The pacing of The Children of Darkness drags in places; all of the inner dialogue and story setup may not be appealing to every reader, and so you may feel a niggling desire to skip a few pages to get back into the action. But, in general, there is careful craftsmanship at play that endeavors to provide enough description without becoming bogged in unnecessary detailswhich could easily happen as Litwack creates an in-between world that is not quite medieval, but not modern either.
There are also seems to be a bit of a struggle with light and darkness not just in the themes but in the presentation as well; there is a tension in the novel that Im not sure is intentional. Litwack seems to want to convey the darkness of humanity but seems timid in just how much to describe, how dark to go. The story hovers in an uncomfortable realm that suggests horrors, but never truly shows them. There is order, but a sinister element bubbles just under the surface; however, Litwack never really allows us to look at it. Never giving into the grotesque or graphic for graphics sake, Litwacks restrained pen seems to be the balance to contemporary sci-fi productions (Mad Max: Road to Fury , Dredd ). There is something about the seemingly inevitable direction of the story that wants some moment of violence, something explosive in the pot that the three young adults stir.

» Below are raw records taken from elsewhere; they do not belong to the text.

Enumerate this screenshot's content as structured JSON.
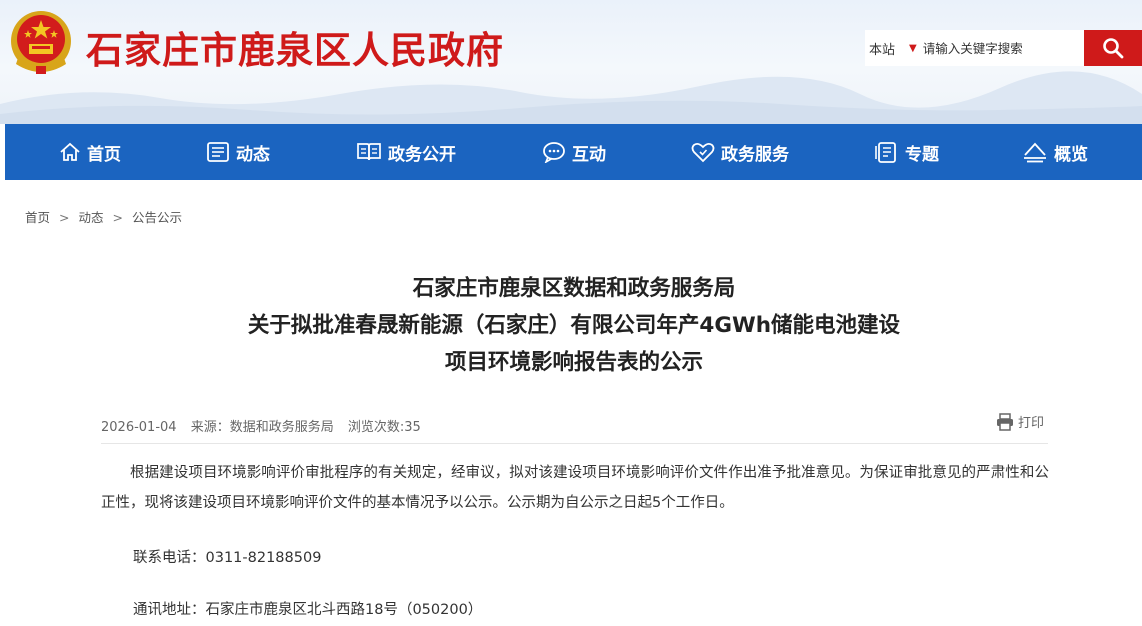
{
  "header": {
    "site_title": "石家庄市鹿泉区人民政府",
    "search_scope": "本站",
    "search_placeholder": "请输入关键字搜索"
  },
  "nav": {
    "items": [
      {
        "label": "首页",
        "icon": "home-icon"
      },
      {
        "label": "动态",
        "icon": "news-icon"
      },
      {
        "label": "政务公开",
        "icon": "book-icon"
      },
      {
        "label": "互动",
        "icon": "chat-icon"
      },
      {
        "label": "政务服务",
        "icon": "heart-icon"
      },
      {
        "label": "专题",
        "icon": "topic-icon"
      },
      {
        "label": "概览",
        "icon": "overview-icon"
      }
    ]
  },
  "breadcrumb": [
    "首页",
    "动态",
    "公告公示"
  ],
  "article": {
    "title_lines": [
      "石家庄市鹿泉区数据和政务服务局",
      "关于拟批准春晟新能源（石家庄）有限公司年产4GWh储能电池建设",
      "项目环境影响报告表的公示"
    ],
    "date": "2026-01-04",
    "source": "来源：数据和政务服务局",
    "views": "浏览次数:35",
    "print_label": "打印",
    "paragraph": "根据建设项目环境影响评价审批程序的有关规定，经审议，拟对该建设项目环境影响评价文件作出准予批准意见。为保证审批意见的严肃性和公正性，现将该建设项目环境影响评价文件的基本情况予以公示。公示期为自公示之日起5个工作日。",
    "phone": "联系电话：0311-82188509",
    "address": "通讯地址：石家庄市鹿泉区北斗西路18号（050200）"
  },
  "colors": {
    "brand_red": "#cf1a1a",
    "nav_blue": "#1b64c0"
  }
}
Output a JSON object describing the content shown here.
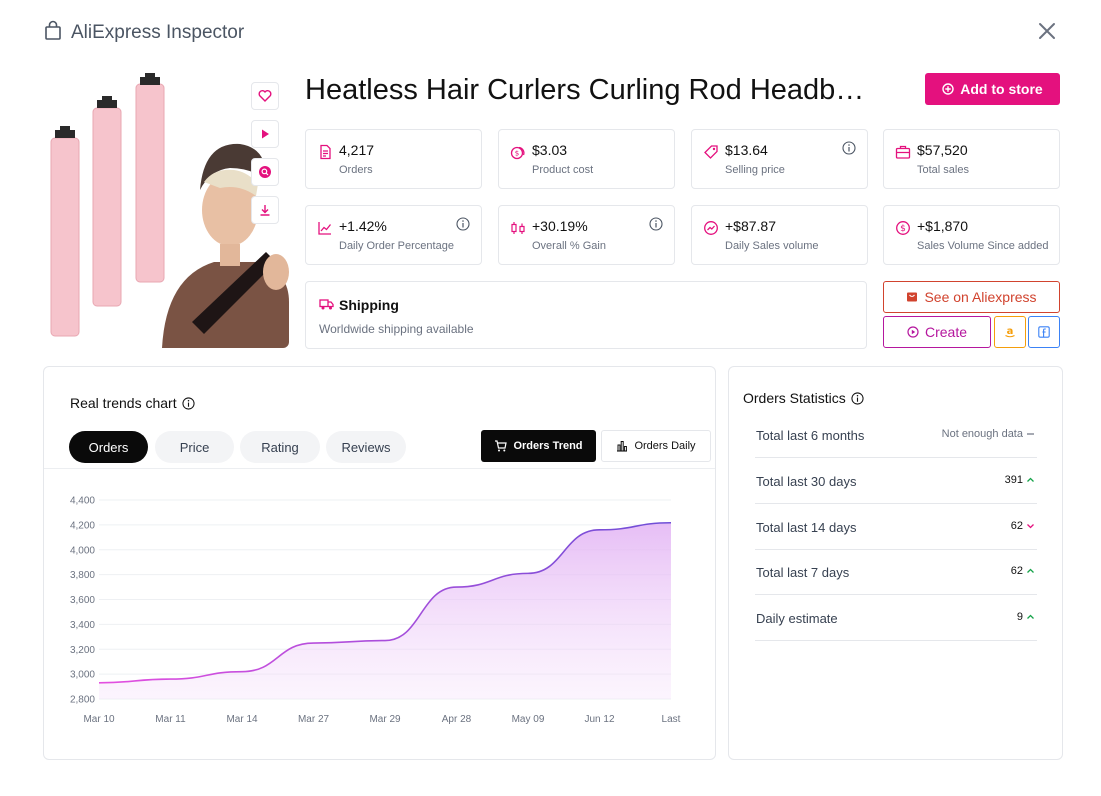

If it is Litwacks project to complicate the notions of good and evil, he succeeds. In unexpected ways, he shows the fallibility and potential of human beings as a race and as individuals to effect changeperhaps neither for good nor ill. There is much to unpack here and a great deal worth expecting in the sequel.
A good read if you check your expectations at the door.